# Can fractions actually be converted to decimals?

I was working on a spreadsheet in Excel (I'm a plebe, I know), and I came across a fraction that actually equated to 33.3% of a total number. While looking at it, and looking at the number that went with it, I realized that fractions of 1/3 continue on ad infinitum.

My question is this: Can fractions accurately be converted to decimals without rounding or assuming that .000 ad infinitum = 0 and still have the numbers reach the intended and proven result?

I don't wish for this to be specifically for Excel. I'm asking for more of a theoretical question about the continuation of fractions to an infinite number of places.

From what I know of fractions, 1/3 would equate to .333... ad infinitum. By my reasoning, the difference between 1 and "3/3" would be infinitesimally smaller the further you go. With that logic TECHNICALLY 9.99... != 10.0 or is there something I'm missing? I understand that in practice the numbers match, but given infinite places, when graphed the numbers would never intersect, but would get infinitesimally smaller.

Example: 3.33.... + 6.66.... = 9.99.... != 10.00....

Given an infinite number of decimal places, then

Note: I have no idea how to use the MathJax equations. If anyone wants to edit that in, I'd be appreciative.

• You can represent fractions by a finite numbre of decimals accurately if you allow special notation for denoting periodic digits (typically, an overlline). Otherwise, no: The example with $\frac13+\frac13+\frac13=1$ works for any number of decimal digits. – Hagen von Eitzen Jun 24 '16 at 19:22
• As an aside, $\frac{10}{3}=3.33333\dots$ is commonly denoted as $3.\overline{3}$, and $3.\overline{3} + 6.\overline{6}=9.\overline{9}=10$ is consistent. See this question for explanation of why. – JMoravitz Jun 24 '16 at 19:23
• But by definition, the overline postulate wouldn't be consistent were the number of decimal places infinite (as they are commonly assumed to be from what I'm aware), correct? – Anoplexian Jun 24 '16 at 19:31
• Some fractions cannot be represented exactly as decimals (eg 1/3). But Excel cannot represent floating point numbers exactly anyway. Only more specialised packages like Mathematica will give you answers accurate to hundreds of digits, and even they have limits. – almagest Jun 24 '16 at 19:45
• @almagest Does this then mean that comparing fractions to decimals is comparing apples to oranges, and that they can never truly be compared because of innate differences? Maybe peaches to persimmons would be closer? This is the entire question I'm asking. Can they really be compared? – Anoplexian Jun 24 '16 at 19:52

Technically, $$9.\overbrace{9\ldots9}^n < 10$$ for any finite number $n$ of $9$s after the decimal point. Also, technically, $$9.\overbrace{9\ldots9}^n < 9.\overline9$$ for any finite number $n$ of $9$s after the decimal point; the number on the right has an infinite number of digits and the number on the left doesn't.
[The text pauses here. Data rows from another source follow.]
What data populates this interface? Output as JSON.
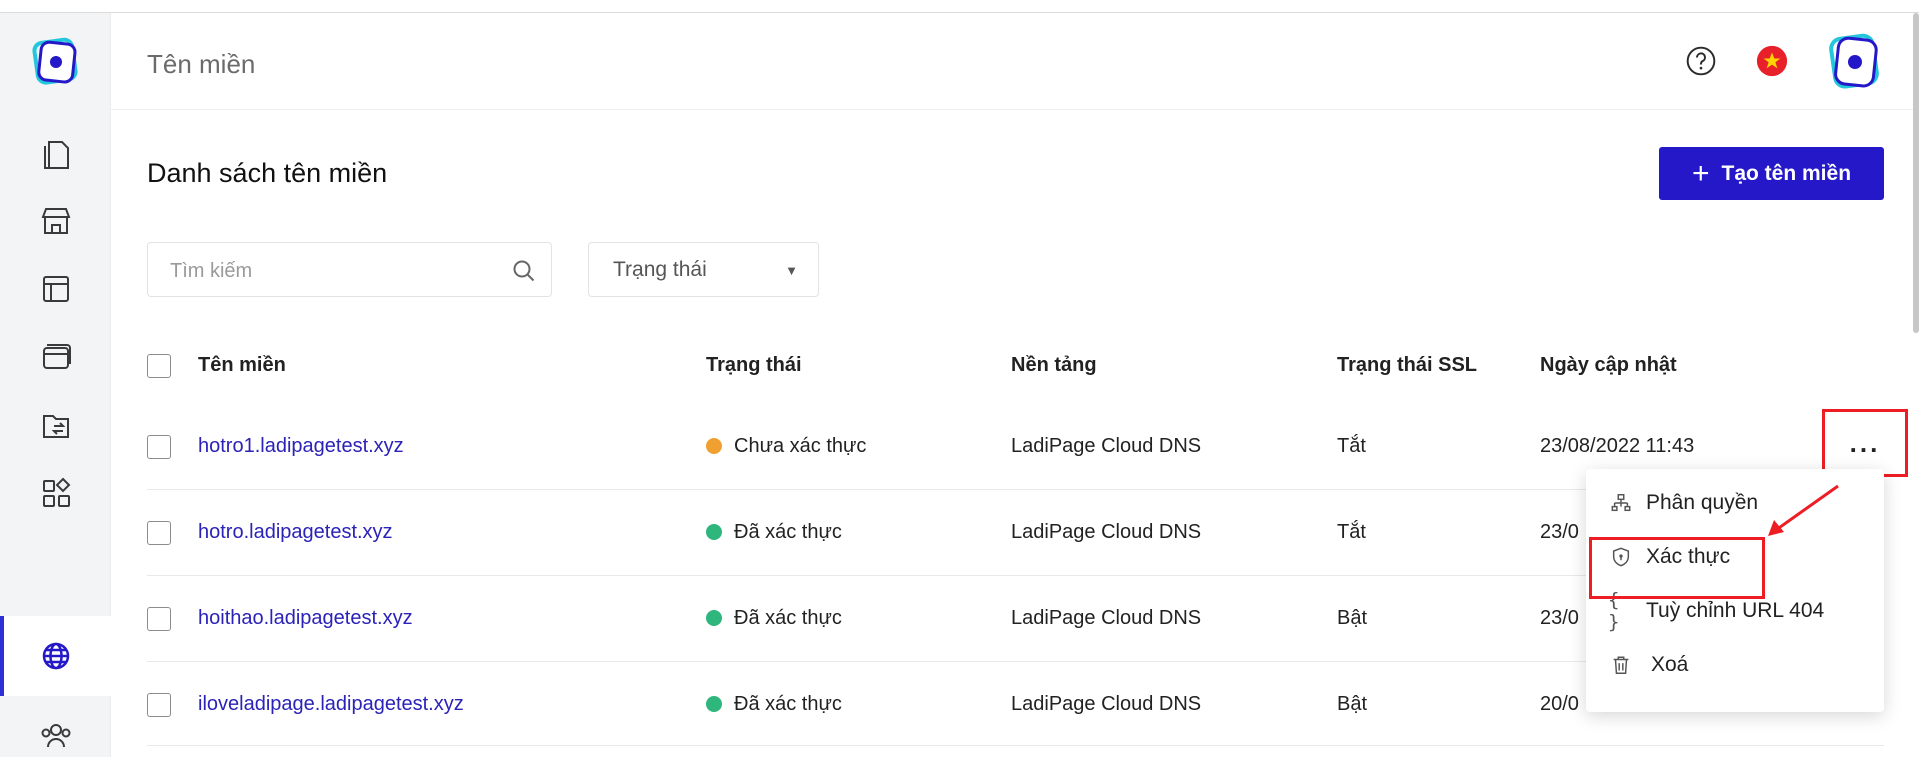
{
  "app": {
    "page_title": "Tên miền"
  },
  "sidebar": {
    "items": [
      {
        "name": "pages",
        "icon": "pages-icon"
      },
      {
        "name": "store",
        "icon": "store-icon"
      },
      {
        "name": "templates",
        "icon": "layout-icon"
      },
      {
        "name": "browser",
        "icon": "browser-icon"
      },
      {
        "name": "files",
        "icon": "folder-transfer-icon"
      },
      {
        "name": "apps",
        "icon": "apps-icon"
      },
      {
        "name": "domains",
        "icon": "globe-icon",
        "active": true
      },
      {
        "name": "users",
        "icon": "users-icon"
      }
    ]
  },
  "header": {
    "help_icon": "help-icon",
    "language_icon": "vietnam-flag-icon"
  },
  "main": {
    "section_title": "Danh sách tên miền",
    "create_button": "Tạo tên miền",
    "search": {
      "placeholder": "Tìm kiếm"
    },
    "status_filter": {
      "label": "Trạng thái"
    }
  },
  "table": {
    "columns": [
      "Tên miền",
      "Trạng thái",
      "Nền tảng",
      "Trạng thái SSL",
      "Ngày cập nhật"
    ],
    "rows": [
      {
        "domain": "hotro1.ladipagetest.xyz",
        "status": "Chưa xác thực",
        "status_color": "#f0a030",
        "platform": "LadiPage Cloud DNS",
        "ssl": "Tắt",
        "updated": "23/08/2022 11:43"
      },
      {
        "domain": "hotro.ladipagetest.xyz",
        "status": "Đã xác thực",
        "status_color": "#2eb67d",
        "platform": "LadiPage Cloud DNS",
        "ssl": "Tắt",
        "updated": "23/0"
      },
      {
        "domain": "hoithao.ladipagetest.xyz",
        "status": "Đã xác thực",
        "status_color": "#2eb67d",
        "platform": "LadiPage Cloud DNS",
        "ssl": "Bật",
        "updated": "23/0"
      },
      {
        "domain": "iloveladipage.ladipagetest.xyz",
        "status": "Đã xác thực",
        "status_color": "#2eb67d",
        "platform": "LadiPage Cloud DNS",
        "ssl": "Bật",
        "updated": "20/0"
      }
    ]
  },
  "more_menu": {
    "trigger": "...",
    "items": [
      {
        "label": "Phân quyền",
        "icon": "sitemap-icon"
      },
      {
        "label": "Xác thực",
        "icon": "shield-icon"
      },
      {
        "label": "Tuỳ chỉnh URL 404",
        "icon": "braces-icon"
      },
      {
        "label": "Xoá",
        "icon": "trash-icon"
      }
    ]
  },
  "colors": {
    "accent": "#2418c8",
    "link": "#2b22b8",
    "annotation_red": "#ee1d24"
  }
}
Certainly if you put any finite number of $9$s on the right of the decimal point, no matter how large a finite number of $9$s you put there you will always have a number less than $10$. But you also won't have $9.\overline9$.

So what is $9.\overline9$ after all? To quote from this answer to the question "Is $0.999999999\ldots = 1$?",

Symbols don't mean anything in particular until you've defined what you mean by them.

If we want to define $9.\overline9$ so that it has a meaning and actually represents a real number rather than a different mathematical object altogether, the definition that generally makes sense is that it is a limit of an infinite series, and when we look more carefully to see what that limit is, we find that it is $10$. Not just very, very close to $10$, but actually equal to $10$.

If the number of digits is finite (which is always the case in an Excel sheet), the answer is no.

For example, the fraction $1/3$ can not be expressend with a decimal number with finitely many digits.

In general, if the fraction is in its lowest terms and the denominator has a prime factor different from $2$ or $5$, the corresponding decimal number will have infinitely many digits.

The decimal representation of rational numbers come in two forms: either they terminate or a finite pattern emerges. In your case this pattern in $1/3$ is just $3$ repeating over and over again.

Whether a fraction terminates is interesting and depends on the number system you use. If you have a reduced fraction of the form $$\frac{1}{a}$$ This fraction will terminate whenever the prime divisors of $a$ are only $2,5$, the same one's as $10$'s, the base of our decimal system.

One of the advantages of working say base 60 (as the babylonians did), is you have a lot more terminating fractions, since $60=2^2*3*5$ has more prime divisors.